The real reasons lie elsewhere. The party was not able to rebuild its support in all the constituencies it lost to defectors. Where it was able to, its candidates won the seats by defeating the defectors. Where it was not able to, other parties such as AAP and the Revolutionary Goans Party won. That means there was anger against defectors. Had the Congress worked harder, it could have won back most of the constituencies it lost to defectors. Its tally could then have been higher than eleven.
When an MLA joins another party, they take away some party workers who are personally loyal to them. The Congress needed to replenish that loss with new recruitments. It is not that the party did not try. But it did not try enough.
During the months before the elections P Chidamabaram addressed meetings of party workers throughout Goa. But these meetings were held at the block level. Not much happened other than Chidambaram giving a speech. That was communication of the party’s ideological and rhetorical stances to the workers. The zealous efforts to build the organisation at the grassroots were missing.
No local leader
Then there was a local leadership problem. The Goa Pradesh Congress Committee president Girish Chodankar had not been able to bring the bickering senior state leaders together and had sent in his resignation to the central leadership two years ago.
The central leadership did not accept his resignation as they could not find a credible alternative to him. That kept the state leadership question in a limbo, which only weakened Chodankar’s hold on the party and made the bickering pettier and more bitter.
That led to desertion by three senior MLAs on the eve of elections. In their constituencies, the party had virtually no time to rebuild. No wonder, it lost all the three constituencies.
Lack of narrative
There was another thing that worked against the Congress. It could not offer a strong narrative to the electorate. Unlike say in UP, where the Yogi government made strong governance and good delivery as its main selling points, the BJP government in Goa failed to do so as Pramod Sawant has proved himself to be a government leader of low calibre. But the Congress failed to capitalize on the poor image of the Sawant government.

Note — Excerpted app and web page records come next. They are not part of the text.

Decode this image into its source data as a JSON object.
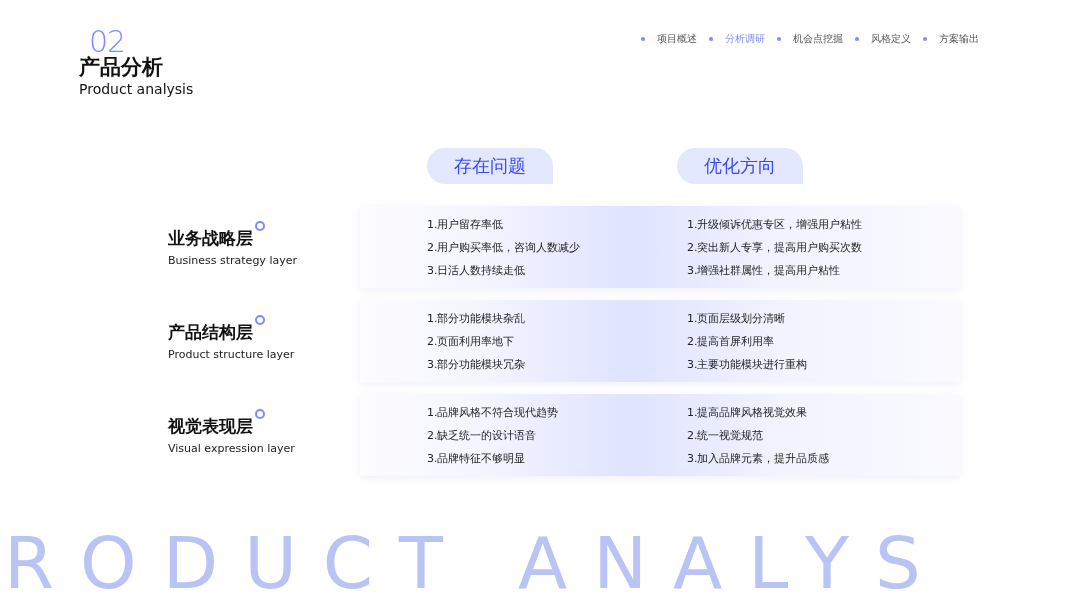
{
  "header": {
    "number": "02",
    "title": "产品分析",
    "subtitle": "Product analysis"
  },
  "nav": [
    {
      "label": "项目概述",
      "selected": false
    },
    {
      "label": "分析调研",
      "selected": true
    },
    {
      "label": "机会点挖掘",
      "selected": false
    },
    {
      "label": "风格定义",
      "selected": false
    },
    {
      "label": "方案输出",
      "selected": false
    }
  ],
  "columns": [
    "存在问题",
    "优化方向"
  ],
  "rows": [
    {
      "title": "业务战略层",
      "subtitle": "Business strategy layer",
      "problems": [
        "1.用户留存率低",
        "2.用户购买率低，咨询人数减少",
        "3.日活人数持续走低"
      ],
      "solutions": [
        "1.升级倾诉优惠专区，增强用户粘性",
        "2.突出新人专享，提高用户购买次数",
        "3.增强社群属性，提高用户粘性"
      ]
    },
    {
      "title": "产品结构层",
      "subtitle": "Product structure layer",
      "problems": [
        "1.部分功能模块杂乱",
        "2.页面利用率地下",
        "3.部分功能模块冗杂"
      ],
      "solutions": [
        "1.页面层级划分清晰",
        "2.提高首屏利用率",
        "3.主要功能模块进行重构"
      ]
    },
    {
      "title": "视觉表现层",
      "subtitle": "Visual expression layer",
      "problems": [
        "1.品牌风格不符合现代趋势",
        "2.缺乏统一的设计语音",
        "3.品牌特征不够明显"
      ],
      "solutions": [
        "1.提高品牌风格视觉效果",
        "2.统一视觉规范",
        "3.加入品牌元素，提升品质感"
      ]
    }
  ],
  "background_text": "RODUCT ANALYS"
}
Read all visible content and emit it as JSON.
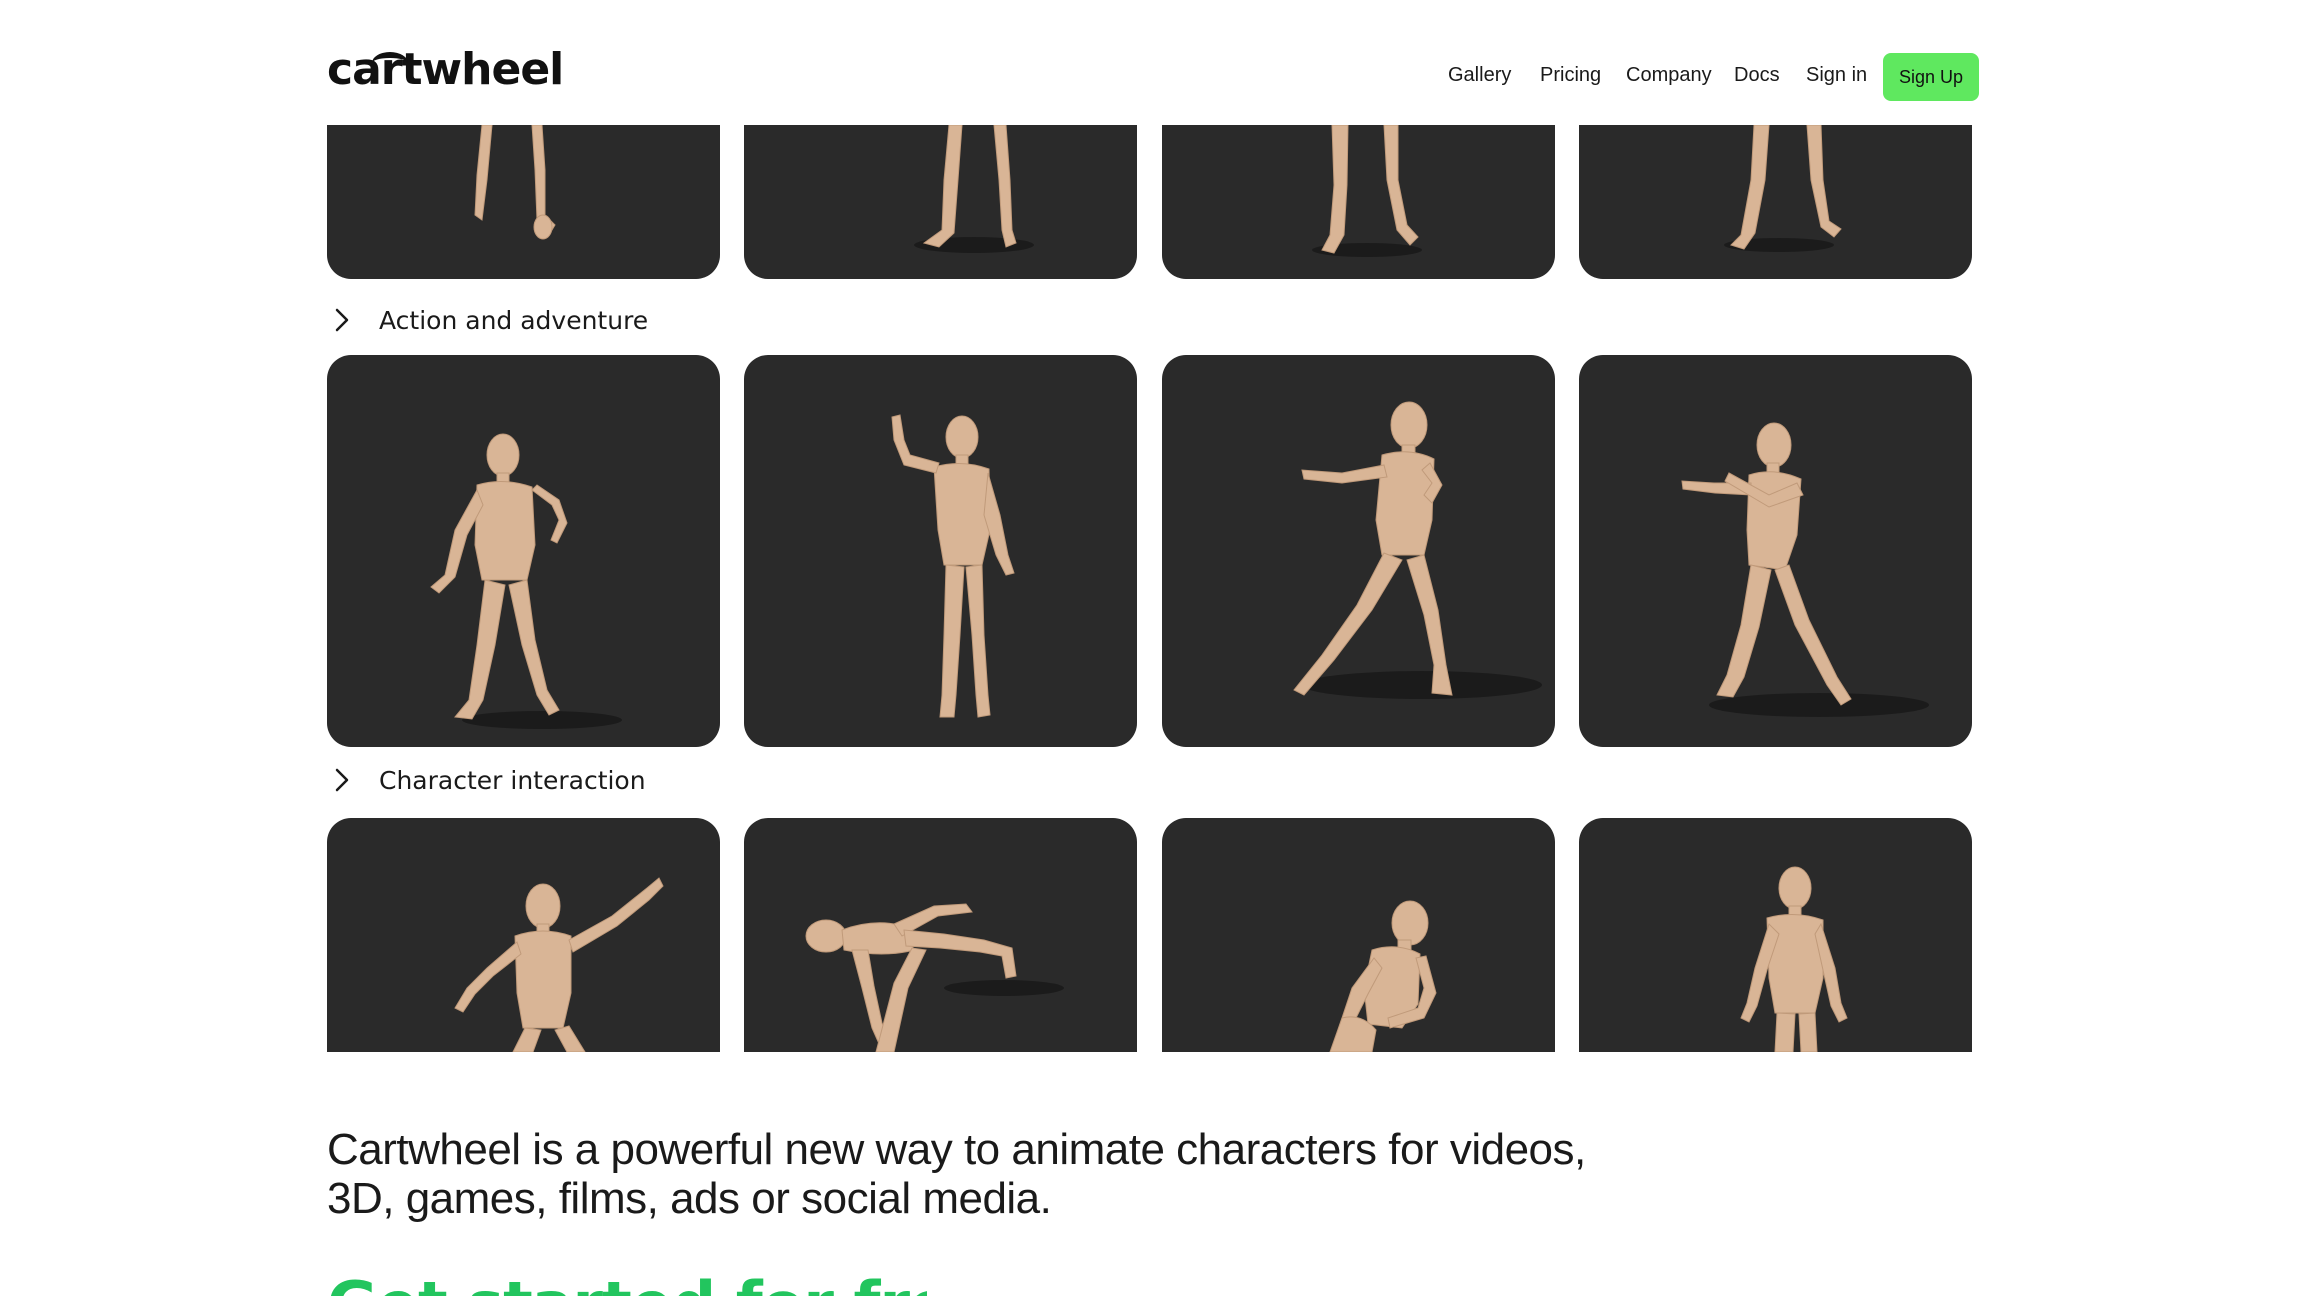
{
  "header": {
    "logo": "cartwheel",
    "nav": [
      "Gallery",
      "Pricing",
      "Company",
      "Docs",
      "Sign in"
    ],
    "signup_label": "Sign Up",
    "signup_color": "#5fe85f"
  },
  "gallery": {
    "sections": [
      {
        "title": "Action and adventure"
      },
      {
        "title": "Character interaction"
      }
    ],
    "tile_color": "#2a2a2a",
    "figure_color": "#d9b596"
  },
  "tagline": "Cartwheel is a powerful new way to animate characters for videos, 3D, games, films, ads or social media.",
  "cta": {
    "label": "Get started for free",
    "color": "#22c55e"
  }
}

Lastly, the central leadership matters. The BJP government in Goa, despite its poor performance, could count on Narendra Modi to add to the party support by inspiring and attracting voters. In contrast, Rahul Gandhi has been losing his appeal. The fact that he is the supreme leader of the party did not add much to the Congress vote in Goa.
However, it would be wrong to write an epitaph for the Congress in Goa. The party won 11 seats, rising from the ashes. Many of its candidates were new and untested. That shows that a large number of voters see the Congress as the main alternative to the BJP in Goa.
However, the challenges to the Congress are compounded with the AAP winning two seats in the state. The party has to fight both the BJP and the AAP. The AAP has eaten into the Congress vote in Delhi and Punjab. The two seats that the AAP has won are among the eight constituencies in South Goa with a large Christian vote, where the BJP does not enjoy much support and the Congress has been winning. The AAP has started nibbling the Congress base.
(Arun Sinha is an independent journalist and author of Goa Indica: A Portrait of Postcolonial Goa)